Using an app with a budget categorization feature is particularly useful when you’re in the trial and error phase. Otherwise, it can be tedious and discouraging to manually re-adjust your budgeting strategy.
3. Track and Optimize Your Monthly Spending Accordingly
A zero-based budget is rarely flawless the first time around. Thankfully, you can optimize your spending by reallocating your funds as often as you need to during the month. Be sure to set yourself calendar reminders to have budget check-ins on a weekly or bi-weekly basis, especially if you’re working on budgeting as a family.
There are countless ways to increase and decrease your dollar allocations according to what makes the most sense for your circumstances. Oftentimes, three to six months are required to master zero-based budgeting. Once you get the hang of it, chances are that you’ll enjoy reaping the rewards so much that you’ll wonder why you didn’t start sooner.
Pros and Cons of Zero-Based Budgeting
There’s no right or wrong answer to how you choose to manage your finances, but the key is that you need some kind of systematic approach to handling your money. Budgets are essential to help you build an emergency fund, save for retirement, pay off loans, or grow wealth through investing. If you aren’t sure that zero-based budgeting is the best strategy for you, we’ve outlined the pros and cons below.
Business management expert Peter Drucker is well-known for saying, “you can’t improve what you can’t measure.” If you want to make progress towards your financial goals, you need a way to define and track where your money will go. If you’re not convinced that a zero-based budget will work for you, don’t force it. You can always give it a try for a month or two and fall back on a different budgeting solution.
Zero-based budgeting is an easy and effective method to help you achieve your financial dreams. Don’t miss the chance to get the most value from your money by budgeting. We’ve summed up our main points below.
- Zero-based budgeting is when all of your income minus all your expenses equals zero.

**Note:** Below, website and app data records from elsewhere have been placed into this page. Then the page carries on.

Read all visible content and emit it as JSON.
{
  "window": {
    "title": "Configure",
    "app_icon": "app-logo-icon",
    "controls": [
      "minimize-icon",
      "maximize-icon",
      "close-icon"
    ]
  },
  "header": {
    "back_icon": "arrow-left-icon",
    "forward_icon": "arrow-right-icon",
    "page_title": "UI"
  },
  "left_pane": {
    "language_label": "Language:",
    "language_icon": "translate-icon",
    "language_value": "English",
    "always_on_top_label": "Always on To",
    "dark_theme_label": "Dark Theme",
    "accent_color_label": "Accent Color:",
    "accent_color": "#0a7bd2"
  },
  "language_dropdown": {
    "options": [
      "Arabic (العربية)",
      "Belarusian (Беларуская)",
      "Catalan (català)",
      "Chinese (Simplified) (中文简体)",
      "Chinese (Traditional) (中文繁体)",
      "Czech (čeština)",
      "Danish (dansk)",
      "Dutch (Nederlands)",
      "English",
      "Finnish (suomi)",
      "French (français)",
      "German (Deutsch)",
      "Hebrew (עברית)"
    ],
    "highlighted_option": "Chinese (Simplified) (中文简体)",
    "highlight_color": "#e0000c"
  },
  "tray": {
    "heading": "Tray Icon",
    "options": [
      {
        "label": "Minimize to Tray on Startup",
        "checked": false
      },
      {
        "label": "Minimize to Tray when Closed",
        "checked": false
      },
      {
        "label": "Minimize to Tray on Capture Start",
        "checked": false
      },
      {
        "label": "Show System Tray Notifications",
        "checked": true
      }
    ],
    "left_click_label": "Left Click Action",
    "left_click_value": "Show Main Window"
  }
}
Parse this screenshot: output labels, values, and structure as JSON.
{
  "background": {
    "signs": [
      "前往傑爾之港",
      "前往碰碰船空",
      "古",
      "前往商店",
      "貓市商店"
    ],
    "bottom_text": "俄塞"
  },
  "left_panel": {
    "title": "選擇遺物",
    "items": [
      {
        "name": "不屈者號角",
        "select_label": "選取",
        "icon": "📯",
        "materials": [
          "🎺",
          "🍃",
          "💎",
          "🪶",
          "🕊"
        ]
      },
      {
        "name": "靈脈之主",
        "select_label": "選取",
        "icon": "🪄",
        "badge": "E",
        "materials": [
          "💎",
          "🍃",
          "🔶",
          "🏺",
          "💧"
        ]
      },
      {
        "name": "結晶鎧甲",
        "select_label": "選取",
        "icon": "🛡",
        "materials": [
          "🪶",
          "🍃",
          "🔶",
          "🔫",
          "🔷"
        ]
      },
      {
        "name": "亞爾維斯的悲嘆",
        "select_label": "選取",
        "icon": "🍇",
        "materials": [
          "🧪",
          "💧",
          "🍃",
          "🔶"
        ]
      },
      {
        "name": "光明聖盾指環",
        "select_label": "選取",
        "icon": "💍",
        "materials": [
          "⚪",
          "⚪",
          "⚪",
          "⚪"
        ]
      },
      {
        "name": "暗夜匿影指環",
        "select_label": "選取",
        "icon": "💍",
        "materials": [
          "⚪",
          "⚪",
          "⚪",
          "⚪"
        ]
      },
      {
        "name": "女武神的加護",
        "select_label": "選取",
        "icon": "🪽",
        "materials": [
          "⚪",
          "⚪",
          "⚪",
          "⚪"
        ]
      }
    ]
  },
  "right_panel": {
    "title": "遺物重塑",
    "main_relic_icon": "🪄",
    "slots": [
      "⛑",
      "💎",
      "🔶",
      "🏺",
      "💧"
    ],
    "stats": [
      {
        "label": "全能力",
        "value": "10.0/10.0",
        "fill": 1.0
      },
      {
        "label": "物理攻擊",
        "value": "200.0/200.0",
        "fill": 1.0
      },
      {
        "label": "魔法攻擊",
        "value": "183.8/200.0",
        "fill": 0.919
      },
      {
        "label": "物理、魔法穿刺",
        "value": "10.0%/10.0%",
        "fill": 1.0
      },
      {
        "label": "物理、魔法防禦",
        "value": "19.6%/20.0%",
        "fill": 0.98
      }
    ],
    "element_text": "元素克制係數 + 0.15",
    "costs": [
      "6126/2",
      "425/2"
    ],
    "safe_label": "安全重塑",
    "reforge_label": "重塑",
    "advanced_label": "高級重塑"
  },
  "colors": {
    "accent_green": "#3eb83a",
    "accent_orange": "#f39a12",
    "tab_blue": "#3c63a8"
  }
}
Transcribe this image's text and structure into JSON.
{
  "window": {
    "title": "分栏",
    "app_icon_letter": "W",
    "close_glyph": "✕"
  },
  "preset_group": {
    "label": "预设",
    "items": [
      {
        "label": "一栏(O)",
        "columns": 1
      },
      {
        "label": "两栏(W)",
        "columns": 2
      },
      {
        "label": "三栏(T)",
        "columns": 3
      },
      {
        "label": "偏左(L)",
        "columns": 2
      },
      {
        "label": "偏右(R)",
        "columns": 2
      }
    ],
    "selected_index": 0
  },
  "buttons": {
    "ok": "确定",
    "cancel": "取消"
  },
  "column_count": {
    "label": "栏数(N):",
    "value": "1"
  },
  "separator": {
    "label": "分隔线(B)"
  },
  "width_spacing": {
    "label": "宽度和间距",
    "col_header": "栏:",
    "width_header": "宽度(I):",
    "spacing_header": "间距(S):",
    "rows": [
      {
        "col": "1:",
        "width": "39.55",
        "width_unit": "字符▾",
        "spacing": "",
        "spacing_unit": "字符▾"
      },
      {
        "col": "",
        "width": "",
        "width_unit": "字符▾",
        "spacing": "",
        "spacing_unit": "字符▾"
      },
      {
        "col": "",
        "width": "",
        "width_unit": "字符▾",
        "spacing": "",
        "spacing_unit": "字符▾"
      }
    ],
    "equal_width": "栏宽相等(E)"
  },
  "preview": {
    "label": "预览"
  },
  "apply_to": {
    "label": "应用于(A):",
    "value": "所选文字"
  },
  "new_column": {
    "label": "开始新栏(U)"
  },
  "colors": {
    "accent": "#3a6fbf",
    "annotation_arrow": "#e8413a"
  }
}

Every dollar of your hard-earned cash has a specific, purpose-driven role.
- Having a zero-based budget allows you to make your income go further by proactively allocating your funds to different areas of spending and saving.
- Using a digital budgeting tool like Mint helps to set yourself up for success and hold you accountable in your zero-based budgeting goals.